It is widely known that many American college students are so intolerant of opinions that clash with their own that they feel justified in shouting down speakers they are certain they dislike. For example, Charles Murray was just shouted down by angry protesters at the University of Michigan and students at William & Mary shouted down Claire Gastañaga of the American Civil Liberties Union, who had been invited to discuss freedom of speech on campus.
Faculty members seldom get involved in such blatant displays of anti-intellectualism as that, but they have their own ways of trying to silence people with whom they disagree. One is to have writings they dislike expunged.

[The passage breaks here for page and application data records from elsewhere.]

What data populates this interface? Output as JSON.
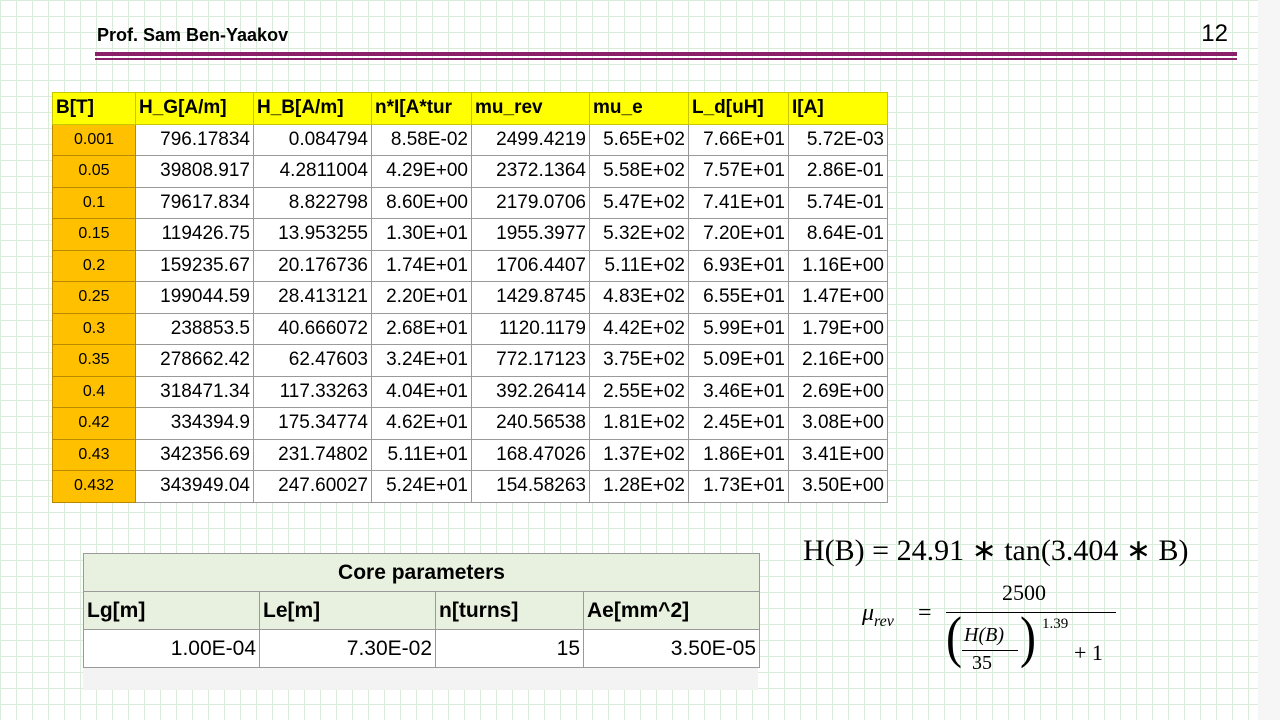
{
  "header": {
    "author": "Prof. Sam Ben-Yaakov",
    "page_number": "12"
  },
  "data_table": {
    "columns": [
      "B[T]",
      "H_G[A/m]",
      "H_B[A/m]",
      "n*I[A*tur",
      "mu_rev",
      "mu_e",
      "L_d[uH]",
      "I[A]"
    ],
    "rows": [
      [
        "0.001",
        "796.17834",
        "0.084794",
        "8.58E-02",
        "2499.4219",
        "5.65E+02",
        "7.66E+01",
        "5.72E-03"
      ],
      [
        "0.05",
        "39808.917",
        "4.2811004",
        "4.29E+00",
        "2372.1364",
        "5.58E+02",
        "7.57E+01",
        "2.86E-01"
      ],
      [
        "0.1",
        "79617.834",
        "8.822798",
        "8.60E+00",
        "2179.0706",
        "5.47E+02",
        "7.41E+01",
        "5.74E-01"
      ],
      [
        "0.15",
        "119426.75",
        "13.953255",
        "1.30E+01",
        "1955.3977",
        "5.32E+02",
        "7.20E+01",
        "8.64E-01"
      ],
      [
        "0.2",
        "159235.67",
        "20.176736",
        "1.74E+01",
        "1706.4407",
        "5.11E+02",
        "6.93E+01",
        "1.16E+00"
      ],
      [
        "0.25",
        "199044.59",
        "28.413121",
        "2.20E+01",
        "1429.8745",
        "4.83E+02",
        "6.55E+01",
        "1.47E+00"
      ],
      [
        "0.3",
        "238853.5",
        "40.666072",
        "2.68E+01",
        "1120.1179",
        "4.42E+02",
        "5.99E+01",
        "1.79E+00"
      ],
      [
        "0.35",
        "278662.42",
        "62.47603",
        "3.24E+01",
        "772.17123",
        "3.75E+02",
        "5.09E+01",
        "2.16E+00"
      ],
      [
        "0.4",
        "318471.34",
        "117.33263",
        "4.04E+01",
        "392.26414",
        "2.55E+02",
        "3.46E+01",
        "2.69E+00"
      ],
      [
        "0.42",
        "334394.9",
        "175.34774",
        "4.62E+01",
        "240.56538",
        "1.81E+02",
        "2.45E+01",
        "3.08E+00"
      ],
      [
        "0.43",
        "342356.69",
        "231.74802",
        "5.11E+01",
        "168.47026",
        "1.37E+02",
        "1.86E+01",
        "3.41E+00"
      ],
      [
        "0.432",
        "343949.04",
        "247.60027",
        "5.24E+01",
        "154.58263",
        "1.28E+02",
        "1.73E+01",
        "3.50E+00"
      ]
    ]
  },
  "core_parameters": {
    "title": "Core parameters",
    "headers": [
      "Lg[m]",
      "Le[m]",
      "n[turns]",
      "Ae[mm^2]"
    ],
    "values": [
      "1.00E-04",
      "7.30E-02",
      "15",
      "3.50E-05"
    ]
  },
  "formulas": {
    "h_of_b": "H(B) = 24.91 ∗ tan(3.404 ∗ B)",
    "mu_rev": {
      "lhs": "μ",
      "lhs_sub": "rev",
      "equals": "=",
      "numerator": "2500",
      "inner_numerator": "H(B)",
      "inner_denominator": "35",
      "exponent": "1.39",
      "plus_term": "+ 1"
    }
  },
  "colors": {
    "header_row": "#ffff00",
    "b_column": "#ffc000",
    "core_table": "#e8f0df",
    "rule": "#8b1f6a"
  }
}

We have just witnessed a case of that involving Professor Bruce Gilley of Portland State.
Last month, the journal Third World Quarterly published an essay by Gilley entitled “The Case for Colonialism.” Academic journals rarely get many readers – articles typically get at most a few hundred views. But shortly after Gilley’s appeared, thousands of professors signed online petitions demanding that the article be retracted – more than 16,000 at the time Peter Wood (president of the National Association of Scholars) wrote an essay for Minding the Campus about the uproar entitled “The Article that Made 16,000 Ideologues Go Wild.”

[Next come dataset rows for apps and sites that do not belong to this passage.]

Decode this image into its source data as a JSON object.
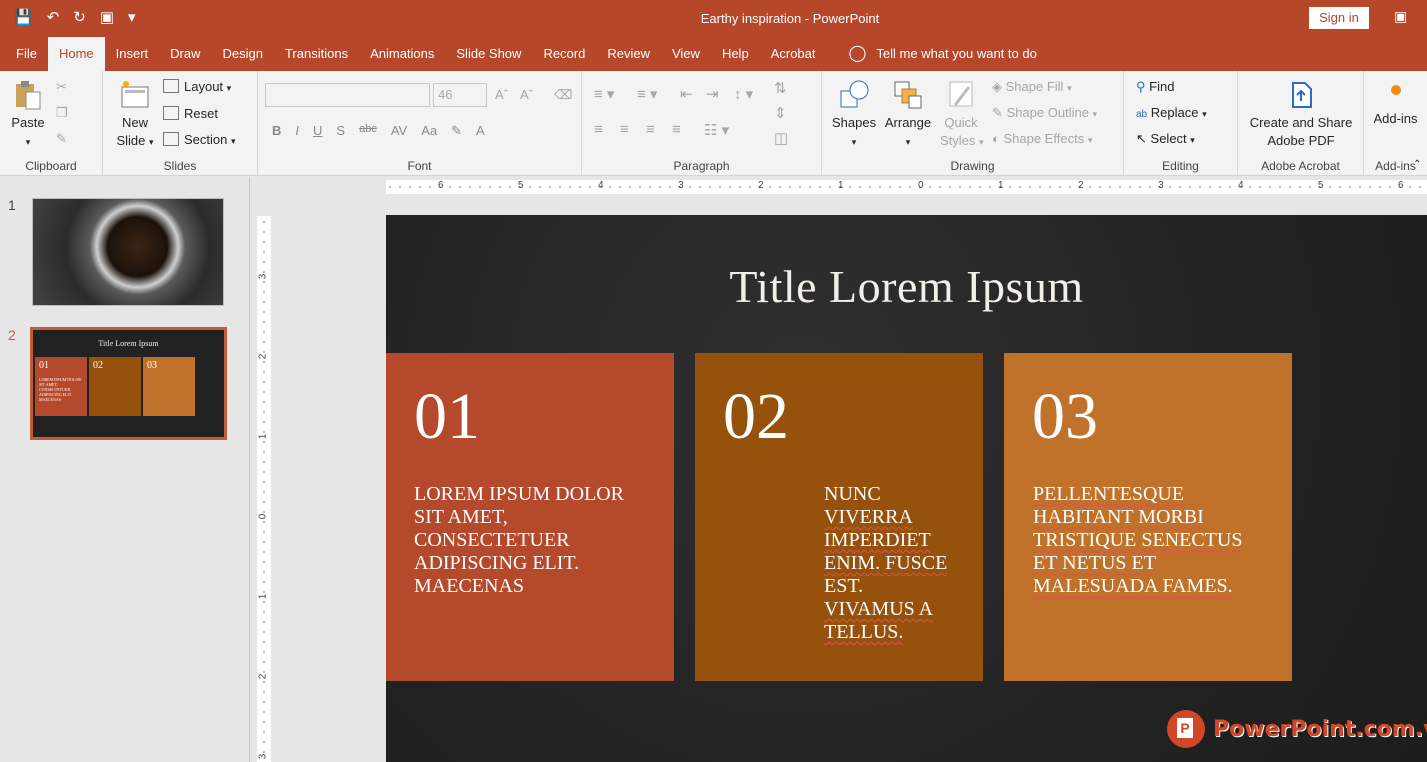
{
  "window": {
    "title": "Earthy inspiration - PowerPoint",
    "sign_in": "Sign in",
    "qat_icons": [
      "save-icon",
      "undo-icon",
      "redo-icon",
      "present-icon",
      "customize-icon"
    ]
  },
  "tabs": [
    "File",
    "Home",
    "Insert",
    "Draw",
    "Design",
    "Transitions",
    "Animations",
    "Slide Show",
    "Record",
    "Review",
    "View",
    "Help",
    "Acrobat"
  ],
  "active_tab": "Home",
  "tell_me": "Tell me what you want to do",
  "ribbon": {
    "clipboard": {
      "label": "Clipboard",
      "paste": "Paste"
    },
    "slides": {
      "label": "Slides",
      "new_slide_1": "New",
      "new_slide_2": "Slide",
      "layout": "Layout",
      "reset": "Reset",
      "section": "Section"
    },
    "font": {
      "label": "Font",
      "size": "46",
      "format": [
        "B",
        "I",
        "U",
        "S",
        "abc",
        "AV",
        "Aa",
        "A"
      ]
    },
    "paragraph": {
      "label": "Paragraph"
    },
    "drawing": {
      "label": "Drawing",
      "shapes": "Shapes",
      "arrange": "Arrange",
      "quick_1": "Quick",
      "quick_2": "Styles",
      "shape_fill": "Shape Fill",
      "shape_outline": "Shape Outline",
      "shape_effects": "Shape Effects"
    },
    "editing": {
      "label": "Editing",
      "find": "Find",
      "replace": "Replace",
      "select": "Select"
    },
    "acrobat": {
      "label": "Adobe Acrobat",
      "create_1": "Create and Share",
      "create_2": "Adobe PDF"
    },
    "addins": {
      "label": "Add-ins",
      "button": "Add-ins"
    }
  },
  "thumbnails": {
    "numbers": [
      "1",
      "2"
    ],
    "mini_title": "Title Lorem Ipsum",
    "mini_nums": [
      "01",
      "02",
      "03"
    ]
  },
  "ruler": {
    "h": [
      "6",
      "5",
      "4",
      "3",
      "2",
      "1",
      "0",
      "1",
      "2",
      "3",
      "4",
      "5",
      "6"
    ],
    "v": [
      "3",
      "2",
      "1",
      "0",
      "1",
      "2",
      "3"
    ]
  },
  "slide": {
    "title": "Title Lorem Ipsum",
    "cards": [
      {
        "num": "01",
        "text": "LOREM IPSUM DOLOR SIT AMET, CONSECTETUER ADIPISCING ELIT. MAECENAS",
        "color": "#b5492c"
      },
      {
        "num": "02",
        "lines": [
          "NUNC",
          "VIVERRA",
          "IMPERDIET",
          "ENIM. FUSCE",
          "EST.",
          "VIVAMUS A",
          "TELLUS."
        ],
        "color": "#96520c"
      },
      {
        "num": "03",
        "lines": [
          "PELLENTESQUE",
          "HABITANT MORBI",
          "TRISTIQUE SENECTUS",
          "ET NETUS ET",
          "MALESUADA FAMES."
        ],
        "color": "#c0722a"
      }
    ]
  },
  "watermark": {
    "text": "PowerPoint.com.vn",
    "badge": "P"
  }
}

Had all of those scholars read and analyzed Gilley’s article? Of course not, but once they received a petition written by a professor with good leftist credentials telling them that a white professor had written something intolerable – a piece defending colonialism! – and asking them to sign, they did so in droves.

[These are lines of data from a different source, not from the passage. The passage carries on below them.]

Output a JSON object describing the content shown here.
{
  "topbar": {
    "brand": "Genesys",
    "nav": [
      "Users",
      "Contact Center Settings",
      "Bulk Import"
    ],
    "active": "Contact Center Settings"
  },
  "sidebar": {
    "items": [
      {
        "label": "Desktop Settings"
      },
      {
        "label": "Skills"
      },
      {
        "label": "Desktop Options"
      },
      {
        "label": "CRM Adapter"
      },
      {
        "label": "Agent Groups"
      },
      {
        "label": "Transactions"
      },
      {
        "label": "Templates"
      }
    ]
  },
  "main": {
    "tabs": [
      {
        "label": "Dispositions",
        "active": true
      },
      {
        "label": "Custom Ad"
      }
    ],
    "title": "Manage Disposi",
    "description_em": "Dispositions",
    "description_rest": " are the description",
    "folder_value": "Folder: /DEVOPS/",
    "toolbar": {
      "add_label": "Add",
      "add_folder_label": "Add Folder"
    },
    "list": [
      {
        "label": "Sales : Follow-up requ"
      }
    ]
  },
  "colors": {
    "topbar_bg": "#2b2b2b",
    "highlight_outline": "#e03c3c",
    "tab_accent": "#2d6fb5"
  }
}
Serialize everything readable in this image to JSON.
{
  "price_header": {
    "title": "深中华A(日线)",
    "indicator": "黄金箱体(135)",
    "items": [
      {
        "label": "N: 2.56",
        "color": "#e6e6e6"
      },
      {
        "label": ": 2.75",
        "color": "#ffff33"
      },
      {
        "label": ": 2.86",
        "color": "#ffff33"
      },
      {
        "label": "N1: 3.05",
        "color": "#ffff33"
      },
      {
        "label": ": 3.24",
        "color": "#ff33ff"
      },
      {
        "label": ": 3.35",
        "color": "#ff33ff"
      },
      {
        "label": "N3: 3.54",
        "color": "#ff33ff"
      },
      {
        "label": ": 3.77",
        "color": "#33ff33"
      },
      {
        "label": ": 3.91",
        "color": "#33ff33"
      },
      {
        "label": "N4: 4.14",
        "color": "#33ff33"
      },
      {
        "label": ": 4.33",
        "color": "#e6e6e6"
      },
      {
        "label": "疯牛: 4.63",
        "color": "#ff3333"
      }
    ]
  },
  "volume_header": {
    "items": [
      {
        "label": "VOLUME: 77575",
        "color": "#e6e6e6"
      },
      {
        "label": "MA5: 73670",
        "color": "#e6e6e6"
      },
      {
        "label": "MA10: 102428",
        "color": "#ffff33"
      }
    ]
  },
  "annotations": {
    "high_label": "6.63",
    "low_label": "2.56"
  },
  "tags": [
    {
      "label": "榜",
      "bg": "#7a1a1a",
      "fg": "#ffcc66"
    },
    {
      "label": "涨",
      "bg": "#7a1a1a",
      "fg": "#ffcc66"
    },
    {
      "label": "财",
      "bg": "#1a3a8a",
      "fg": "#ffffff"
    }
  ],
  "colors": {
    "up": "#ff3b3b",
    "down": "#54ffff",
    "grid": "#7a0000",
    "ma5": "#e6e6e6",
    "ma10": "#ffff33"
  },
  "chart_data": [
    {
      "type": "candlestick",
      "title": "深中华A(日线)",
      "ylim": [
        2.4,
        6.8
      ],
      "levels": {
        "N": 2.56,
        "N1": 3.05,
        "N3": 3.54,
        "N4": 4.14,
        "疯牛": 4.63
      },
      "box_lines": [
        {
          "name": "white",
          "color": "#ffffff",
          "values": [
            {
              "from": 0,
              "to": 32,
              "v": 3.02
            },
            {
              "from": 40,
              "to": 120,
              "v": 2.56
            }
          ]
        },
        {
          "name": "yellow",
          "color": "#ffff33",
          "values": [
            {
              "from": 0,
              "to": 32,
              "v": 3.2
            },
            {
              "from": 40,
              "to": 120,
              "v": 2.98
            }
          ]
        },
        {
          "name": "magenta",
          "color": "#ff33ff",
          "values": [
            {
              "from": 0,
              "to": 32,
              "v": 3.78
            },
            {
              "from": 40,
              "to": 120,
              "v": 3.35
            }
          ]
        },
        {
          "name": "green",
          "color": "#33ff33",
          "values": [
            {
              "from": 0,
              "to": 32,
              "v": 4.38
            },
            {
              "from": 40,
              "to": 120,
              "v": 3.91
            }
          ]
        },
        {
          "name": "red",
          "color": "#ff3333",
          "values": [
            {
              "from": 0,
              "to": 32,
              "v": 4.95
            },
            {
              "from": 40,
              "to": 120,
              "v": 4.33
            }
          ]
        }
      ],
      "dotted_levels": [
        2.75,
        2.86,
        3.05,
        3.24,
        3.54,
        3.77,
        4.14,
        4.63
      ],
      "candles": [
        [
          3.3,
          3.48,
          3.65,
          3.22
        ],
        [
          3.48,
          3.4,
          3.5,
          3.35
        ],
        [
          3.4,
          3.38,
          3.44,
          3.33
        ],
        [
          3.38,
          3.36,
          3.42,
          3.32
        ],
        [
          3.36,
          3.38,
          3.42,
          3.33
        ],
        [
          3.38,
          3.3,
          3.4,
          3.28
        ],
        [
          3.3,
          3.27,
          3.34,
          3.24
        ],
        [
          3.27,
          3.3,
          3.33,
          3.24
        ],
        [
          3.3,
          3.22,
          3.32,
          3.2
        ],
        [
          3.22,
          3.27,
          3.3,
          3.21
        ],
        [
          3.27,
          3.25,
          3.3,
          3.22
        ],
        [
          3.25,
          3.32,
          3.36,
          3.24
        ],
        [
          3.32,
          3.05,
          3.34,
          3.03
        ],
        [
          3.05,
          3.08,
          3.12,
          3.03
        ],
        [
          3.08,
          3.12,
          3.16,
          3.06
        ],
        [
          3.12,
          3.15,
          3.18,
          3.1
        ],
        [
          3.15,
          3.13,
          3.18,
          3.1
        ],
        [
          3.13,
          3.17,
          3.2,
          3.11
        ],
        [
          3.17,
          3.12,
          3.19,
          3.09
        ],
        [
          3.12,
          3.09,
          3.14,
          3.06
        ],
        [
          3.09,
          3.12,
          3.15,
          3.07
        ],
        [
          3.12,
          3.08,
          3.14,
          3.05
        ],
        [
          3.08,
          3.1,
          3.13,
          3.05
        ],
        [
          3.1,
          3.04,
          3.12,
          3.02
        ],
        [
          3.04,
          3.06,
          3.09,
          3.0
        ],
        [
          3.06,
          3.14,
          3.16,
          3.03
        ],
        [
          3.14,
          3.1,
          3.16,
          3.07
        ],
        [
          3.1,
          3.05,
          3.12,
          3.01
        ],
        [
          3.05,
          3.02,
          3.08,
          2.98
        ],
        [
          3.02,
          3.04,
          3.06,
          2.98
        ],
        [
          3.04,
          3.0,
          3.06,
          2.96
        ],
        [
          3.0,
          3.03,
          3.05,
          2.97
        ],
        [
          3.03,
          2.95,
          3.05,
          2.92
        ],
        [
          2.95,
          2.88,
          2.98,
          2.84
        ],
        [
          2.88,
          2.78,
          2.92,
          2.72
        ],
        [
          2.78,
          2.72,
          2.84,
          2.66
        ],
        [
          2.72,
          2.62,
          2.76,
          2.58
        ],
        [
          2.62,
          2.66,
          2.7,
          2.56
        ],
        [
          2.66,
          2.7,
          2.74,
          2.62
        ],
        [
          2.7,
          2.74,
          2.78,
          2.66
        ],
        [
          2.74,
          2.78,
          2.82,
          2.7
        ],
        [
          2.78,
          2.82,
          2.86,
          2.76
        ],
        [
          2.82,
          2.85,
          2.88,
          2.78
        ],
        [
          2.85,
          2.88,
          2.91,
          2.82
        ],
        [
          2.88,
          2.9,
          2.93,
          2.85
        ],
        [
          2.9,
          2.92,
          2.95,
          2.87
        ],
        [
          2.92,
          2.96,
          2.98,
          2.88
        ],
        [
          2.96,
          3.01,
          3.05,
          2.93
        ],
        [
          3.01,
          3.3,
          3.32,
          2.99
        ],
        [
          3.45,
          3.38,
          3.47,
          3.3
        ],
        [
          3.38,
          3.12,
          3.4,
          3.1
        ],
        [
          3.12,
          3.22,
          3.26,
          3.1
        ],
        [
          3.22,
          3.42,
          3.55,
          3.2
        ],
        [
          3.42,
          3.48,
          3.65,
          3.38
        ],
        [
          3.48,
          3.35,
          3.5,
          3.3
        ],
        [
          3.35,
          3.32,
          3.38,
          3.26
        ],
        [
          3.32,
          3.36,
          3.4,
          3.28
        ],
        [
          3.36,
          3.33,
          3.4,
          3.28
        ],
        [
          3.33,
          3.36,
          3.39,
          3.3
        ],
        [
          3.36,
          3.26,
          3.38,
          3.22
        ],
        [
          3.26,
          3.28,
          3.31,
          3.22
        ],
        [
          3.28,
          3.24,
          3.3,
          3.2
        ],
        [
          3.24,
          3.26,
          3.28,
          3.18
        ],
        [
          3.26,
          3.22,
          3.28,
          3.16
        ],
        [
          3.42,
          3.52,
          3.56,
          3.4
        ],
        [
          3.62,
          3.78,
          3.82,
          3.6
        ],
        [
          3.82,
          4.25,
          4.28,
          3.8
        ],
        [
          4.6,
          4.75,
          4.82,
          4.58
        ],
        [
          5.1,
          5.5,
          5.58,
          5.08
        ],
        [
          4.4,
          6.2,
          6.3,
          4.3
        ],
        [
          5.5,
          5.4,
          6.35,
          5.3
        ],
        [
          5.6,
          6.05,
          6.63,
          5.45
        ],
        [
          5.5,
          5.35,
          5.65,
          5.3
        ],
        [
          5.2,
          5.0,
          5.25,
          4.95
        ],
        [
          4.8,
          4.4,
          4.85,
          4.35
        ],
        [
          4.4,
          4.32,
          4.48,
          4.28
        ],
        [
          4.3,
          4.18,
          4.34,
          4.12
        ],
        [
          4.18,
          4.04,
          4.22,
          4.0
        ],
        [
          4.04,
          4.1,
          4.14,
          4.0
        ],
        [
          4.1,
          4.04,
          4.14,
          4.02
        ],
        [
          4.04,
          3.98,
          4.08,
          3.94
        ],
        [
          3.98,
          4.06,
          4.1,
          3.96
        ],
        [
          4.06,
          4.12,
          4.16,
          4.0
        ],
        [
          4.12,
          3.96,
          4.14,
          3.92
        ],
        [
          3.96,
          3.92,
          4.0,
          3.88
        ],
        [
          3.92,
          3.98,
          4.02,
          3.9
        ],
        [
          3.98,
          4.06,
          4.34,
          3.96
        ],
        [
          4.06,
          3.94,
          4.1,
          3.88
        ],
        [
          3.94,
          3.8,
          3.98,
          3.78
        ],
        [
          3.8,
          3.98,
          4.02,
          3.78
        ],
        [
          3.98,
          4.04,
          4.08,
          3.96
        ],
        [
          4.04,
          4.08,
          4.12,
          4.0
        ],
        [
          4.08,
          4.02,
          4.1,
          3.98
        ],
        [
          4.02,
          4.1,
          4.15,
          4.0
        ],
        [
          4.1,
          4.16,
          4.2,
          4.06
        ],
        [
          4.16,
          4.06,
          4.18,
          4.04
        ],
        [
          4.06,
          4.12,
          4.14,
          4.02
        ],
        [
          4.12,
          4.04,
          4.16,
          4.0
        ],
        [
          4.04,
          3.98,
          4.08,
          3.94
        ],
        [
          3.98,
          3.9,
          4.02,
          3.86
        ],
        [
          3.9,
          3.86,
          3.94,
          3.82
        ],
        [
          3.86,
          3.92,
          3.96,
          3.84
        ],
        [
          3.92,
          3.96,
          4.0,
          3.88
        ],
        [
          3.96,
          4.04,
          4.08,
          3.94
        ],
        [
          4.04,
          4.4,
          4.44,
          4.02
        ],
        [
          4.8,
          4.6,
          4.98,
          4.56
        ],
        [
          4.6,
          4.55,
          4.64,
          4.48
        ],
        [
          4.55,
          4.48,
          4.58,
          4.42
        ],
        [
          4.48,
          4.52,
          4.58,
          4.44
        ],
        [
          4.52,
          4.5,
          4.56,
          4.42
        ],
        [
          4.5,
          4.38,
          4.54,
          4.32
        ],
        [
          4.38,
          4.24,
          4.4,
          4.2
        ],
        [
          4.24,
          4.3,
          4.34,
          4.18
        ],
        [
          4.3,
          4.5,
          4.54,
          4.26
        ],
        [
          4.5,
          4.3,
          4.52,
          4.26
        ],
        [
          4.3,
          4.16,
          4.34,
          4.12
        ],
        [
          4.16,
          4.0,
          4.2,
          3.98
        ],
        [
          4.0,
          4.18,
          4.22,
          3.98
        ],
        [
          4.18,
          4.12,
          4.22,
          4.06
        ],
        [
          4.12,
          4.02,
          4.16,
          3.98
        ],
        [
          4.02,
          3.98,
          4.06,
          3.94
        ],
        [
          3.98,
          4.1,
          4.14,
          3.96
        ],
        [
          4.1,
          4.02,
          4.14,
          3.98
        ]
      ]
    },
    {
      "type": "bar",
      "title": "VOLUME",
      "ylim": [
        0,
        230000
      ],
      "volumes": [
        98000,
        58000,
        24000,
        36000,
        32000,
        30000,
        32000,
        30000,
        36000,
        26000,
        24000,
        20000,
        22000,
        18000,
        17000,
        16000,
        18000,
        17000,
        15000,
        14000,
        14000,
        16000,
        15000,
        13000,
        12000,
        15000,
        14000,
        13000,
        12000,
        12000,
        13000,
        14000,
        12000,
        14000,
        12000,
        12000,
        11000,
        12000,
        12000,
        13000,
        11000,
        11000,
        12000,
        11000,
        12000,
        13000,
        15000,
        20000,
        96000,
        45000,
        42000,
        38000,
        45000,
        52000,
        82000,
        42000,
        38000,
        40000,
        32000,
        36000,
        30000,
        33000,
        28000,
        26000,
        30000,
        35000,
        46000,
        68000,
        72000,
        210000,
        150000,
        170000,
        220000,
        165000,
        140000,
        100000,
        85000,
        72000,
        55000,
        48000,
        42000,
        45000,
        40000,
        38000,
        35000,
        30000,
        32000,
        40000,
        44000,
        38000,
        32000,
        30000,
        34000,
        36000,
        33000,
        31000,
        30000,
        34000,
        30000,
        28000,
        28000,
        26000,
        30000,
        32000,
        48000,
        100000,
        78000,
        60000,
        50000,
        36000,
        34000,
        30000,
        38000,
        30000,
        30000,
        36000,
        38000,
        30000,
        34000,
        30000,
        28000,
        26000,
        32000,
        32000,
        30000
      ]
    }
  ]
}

The scholars who signed the petitions were not disagreeing with Gilley. They were demanding that he be silenced.
They also wanted apologies from both him and the journal. Just as totalitarian regimes of the last century insisted that dissidents acknowledge their errors before being sent off to “re-education” camps, so do our contemporary progressives insist that people who say or write “offensive” things bow down before them.
Those are not the actions of scholars looking for the truth. True scholars would never demand that an article or book they disagreed with be retracted or destroyed. They would want to have it around for intellectual jousting. I have never heard of an economics professor who, when faced with an article he or she found mistaken and filled with scholarly errors, demanded that it be expunged. Rather, they want it around because one way of advancing good arguments is to show the holes in bad ones.
But, so far at least, economics departments have not been taken over by intolerant leftists.
None of this is to say that Gilley’s article is impervious to scholarly criticism. Some people were able to write attacks against it before Gilley and Third World Quarterly caved in to the pressure and pulled it. Cato Institute Research Fellow Sahar Khan, for one, found it unpersuasive and badly marred by scholarly mistakes. (See her piece here.) That is how intellectuals respond to arguments they find weak – with thoughtful criticism.
Why did those 16,000 plus scholars immediately rise up in anger and insist that Gilley’s article be expunged? Because the Left, now that it has power, prefers to wield it rather than make rational arguments (which others might then dispute). As Lord Acton wrote, “Power corrupts and absolute power corrupts absolutely.”
Shouting speakers down and demanding retraction of “incorrect” writings are the hallmarks of authoritarianism. It is deeply disturbing to see how far it has spread into our higher education system.